- **To do**:
Your answer must be an exact copy of the records below, minus any images.

[Excerpts from an interface dataset]

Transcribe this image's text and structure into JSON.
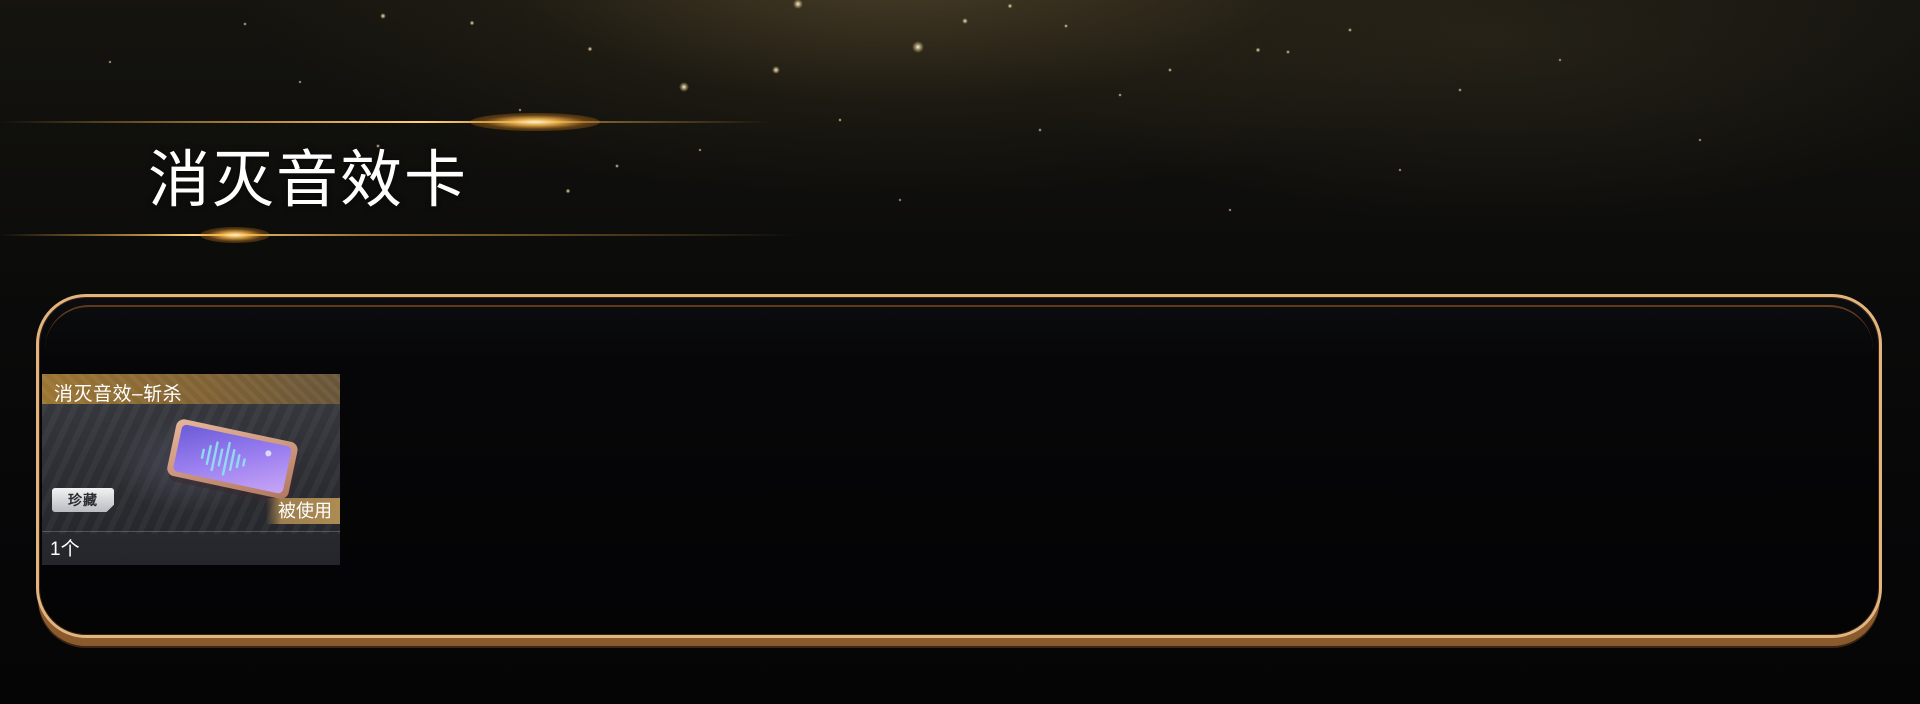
{
  "header": {
    "title": "消灭音效卡"
  },
  "items": [
    {
      "name": "消灭音效–斩杀",
      "rarity": "珍藏",
      "status": "被使用",
      "count": "1个"
    }
  ],
  "colors": {
    "accent_gold": "#e2b47e",
    "panel_shadow": "#8a5a2c",
    "card_name_bar": "#a07832",
    "card_bg": "#2c2e33"
  },
  "icons": {
    "item_icon": "sound-card-icon",
    "rarity_icon": "rarity-badge"
  }
}
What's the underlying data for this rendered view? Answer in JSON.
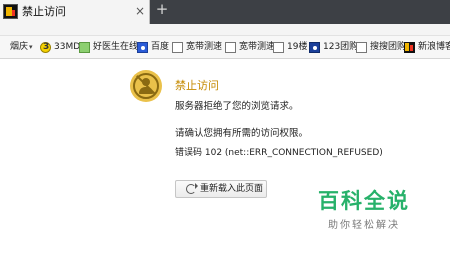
{
  "tab": {
    "title": "禁止访问",
    "close_glyph": "×",
    "new_tab_glyph": "+"
  },
  "bookmarks": {
    "city": "烟庆",
    "city_caret": "▾",
    "items": [
      {
        "label": "33MD",
        "icon": "33md-icon"
      },
      {
        "label": "好医生在线",
        "icon": "doctor-icon"
      },
      {
        "label": "百度",
        "icon": "baidu-icon"
      },
      {
        "label": "宽带测速",
        "icon": "page-icon"
      },
      {
        "label": "宽带测速",
        "icon": "page-icon"
      },
      {
        "label": "19楼",
        "icon": "page-icon"
      },
      {
        "label": "123团购",
        "icon": "tuan-icon"
      },
      {
        "label": "搜搜团购",
        "icon": "page-icon"
      },
      {
        "label": "新浪博客",
        "icon": "sina-icon"
      }
    ]
  },
  "error": {
    "title": "禁止访问",
    "description": "服务器拒绝了您的浏览请求。",
    "hint": "请确认您拥有所需的访问权限。",
    "code": "错误码 102 (net::ERR_CONNECTION_REFUSED)",
    "reload_label": "重新载入此页面"
  },
  "watermark": {
    "main": "百科全说",
    "sub": "助你轻松解决"
  },
  "colors": {
    "tabstrip": "#3d4045",
    "error_title": "#c58a00",
    "warning_icon": "#eac14a",
    "watermark_green": "#27b16a"
  }
}
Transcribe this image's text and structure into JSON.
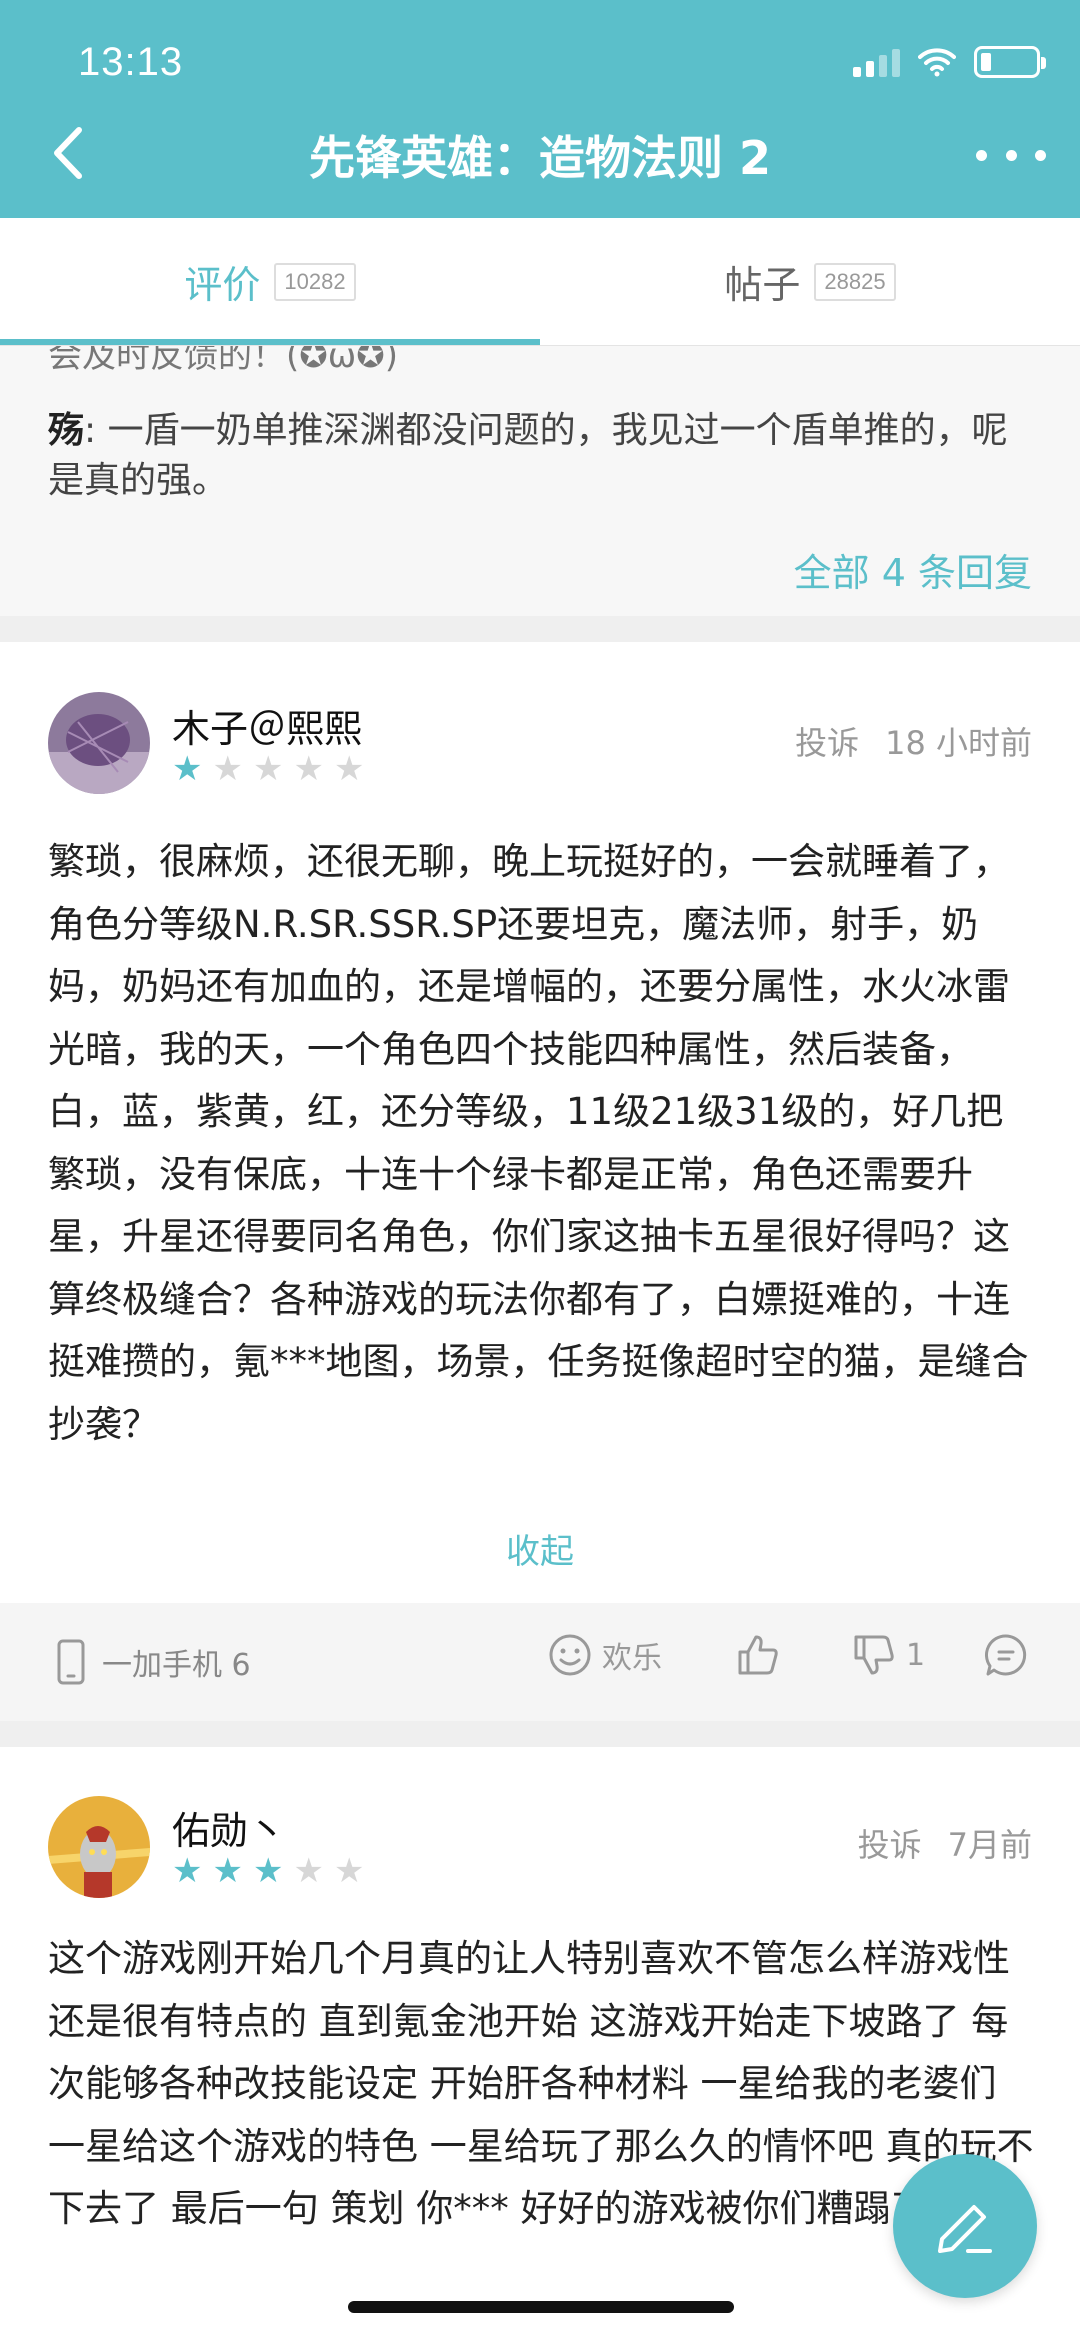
{
  "status_bar": {
    "time": "13:13"
  },
  "header": {
    "title": "先锋英雄：造物法则 2"
  },
  "tabs": [
    {
      "label": "评价",
      "count": "10282"
    },
    {
      "label": "帖子",
      "count": "28825"
    }
  ],
  "reply": {
    "partial_text": "会及时反馈的！(✪ω✪)",
    "author": "殇",
    "text": ": 一盾一奶单推深渊都没问题的，我见过一个盾单推的，呢是真的强。",
    "more_link": "全部 4 条回复"
  },
  "reviews": [
    {
      "username": "木子＠熙熙",
      "rating": 1,
      "report": "投诉",
      "time": "18 小时前",
      "text": "繁琐，很麻烦，还很无聊，晚上玩挺好的，一会就睡着了，角色分等级N.R.SR.SSR.SP还要坦克，魔法师，射手，奶妈，奶妈还有加血的，还是增幅的，还要分属性，水火冰雷光暗，我的天，一个角色四个技能四种属性，然后装备，白，蓝，紫黄，红，还分等级，11级21级31级的，好几把繁琐，没有保底，十连十个绿卡都是正常，角色还需要升星，升星还得要同名角色，你们家这抽卡五星很好得吗？这算终极缝合？各种游戏的玩法你都有了，白嫖挺难的，十连挺难攒的，氪***地图，场景，任务挺像超时空的猫，是缝合抄袭？",
      "collapse": "收起",
      "device": "一加手机 6",
      "emotion": "欢乐",
      "dislikes": "1"
    },
    {
      "username": "佑勋丶",
      "rating": 3,
      "report": "投诉",
      "time": "7月前",
      "text": "这个游戏刚开始几个月真的让人特别喜欢不管怎么样游戏性还是很有特点的 直到氪金池开始 这游戏开始走下坡路了 每次能够各种改技能设定 开始肝各种材料 一星给我的老婆们 一星给这个游戏的特色 一星给玩了那么久的情怀吧 真的玩不下去了 最后一句 策划 你*** 好好的游戏被你们糟蹋了"
    }
  ],
  "colors": {
    "accent": "#5bbfca",
    "star_off": "#d7d7d7"
  }
}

- **Answer**:
Transcribe this image's text and structure into JSON.
{
  "header": {
    "title": "消灭音效卡"
  },
  "items": [
    {
      "name": "消灭音效–斩杀",
      "rarity": "珍藏",
      "status": "被使用",
      "count": "1个"
    }
  ],
  "colors": {
    "accent_gold": "#e2b47e",
    "panel_shadow": "#8a5a2c",
    "card_name_bar": "#a07832",
    "card_bg": "#2c2e33"
  },
  "icons": {
    "item_icon": "sound-card-icon",
    "rarity_icon": "rarity-badge"
  }
}
What's the underlying data for this rendered view? Answer in JSON.
{
  "tab": {
    "title": "禁止访问",
    "close_glyph": "×",
    "new_tab_glyph": "+"
  },
  "bookmarks": {
    "city": "烟庆",
    "city_caret": "▾",
    "items": [
      {
        "label": "33MD",
        "icon": "33md-icon"
      },
      {
        "label": "好医生在线",
        "icon": "doctor-icon"
      },
      {
        "label": "百度",
        "icon": "baidu-icon"
      },
      {
        "label": "宽带测速",
        "icon": "page-icon"
      },
      {
        "label": "宽带测速",
        "icon": "page-icon"
      },
      {
        "label": "19楼",
        "icon": "page-icon"
      },
      {
        "label": "123团购",
        "icon": "tuan-icon"
      },
      {
        "label": "搜搜团购",
        "icon": "page-icon"
      },
      {
        "label": "新浪博客",
        "icon": "sina-icon"
      }
    ]
  },
  "error": {
    "title": "禁止访问",
    "description": "服务器拒绝了您的浏览请求。",
    "hint": "请确认您拥有所需的访问权限。",
    "code": "错误码 102 (net::ERR_CONNECTION_REFUSED)",
    "reload_label": "重新载入此页面"
  },
  "watermark": {
    "main": "百科全说",
    "sub": "助你轻松解决"
  },
  "colors": {
    "tabstrip": "#3d4045",
    "error_title": "#c58a00",
    "warning_icon": "#eac14a",
    "watermark_green": "#27b16a"
  }
}
Transcribe this image's text and structure into JSON.
{
  "status_bar": {
    "time": "13:13"
  },
  "header": {
    "title": "先锋英雄：造物法则 2"
  },
  "tabs": [
    {
      "label": "评价",
      "count": "10282"
    },
    {
      "label": "帖子",
      "count": "28825"
    }
  ],
  "reply": {
    "partial_text": "会及时反馈的！(✪ω✪)",
    "author": "殇",
    "text": ": 一盾一奶单推深渊都没问题的，我见过一个盾单推的，呢是真的强。",
    "more_link": "全部 4 条回复"
  },
  "reviews": [
    {
      "username": "木子＠熙熙",
      "rating": 1,
      "report": "投诉",
      "time": "18 小时前",
      "text": "繁琐，很麻烦，还很无聊，晚上玩挺好的，一会就睡着了，角色分等级N.R.SR.SSR.SP还要坦克，魔法师，射手，奶妈，奶妈还有加血的，还是增幅的，还要分属性，水火冰雷光暗，我的天，一个角色四个技能四种属性，然后装备，白，蓝，紫黄，红，还分等级，11级21级31级的，好几把繁琐，没有保底，十连十个绿卡都是正常，角色还需要升星，升星还得要同名角色，你们家这抽卡五星很好得吗？这算终极缝合？各种游戏的玩法你都有了，白嫖挺难的，十连挺难攒的，氪***地图，场景，任务挺像超时空的猫，是缝合抄袭？",
      "collapse": "收起",
      "device": "一加手机 6",
      "emotion": "欢乐",
      "dislikes": "1"
    },
    {
      "username": "佑勋丶",
      "rating": 3,
      "report": "投诉",
      "time": "7月前",
      "text": "这个游戏刚开始几个月真的让人特别喜欢不管怎么样游戏性还是很有特点的 直到氪金池开始 这游戏开始走下坡路了 每次能够各种改技能设定 开始肝各种材料 一星给我的老婆们 一星给这个游戏的特色 一星给玩了那么久的情怀吧 真的玩不下去了 最后一句 策划 你*** 好好的游戏被你们糟蹋了"
    }
  ],
  "colors": {
    "accent": "#5bbfca",
    "star_off": "#d7d7d7"
  }
}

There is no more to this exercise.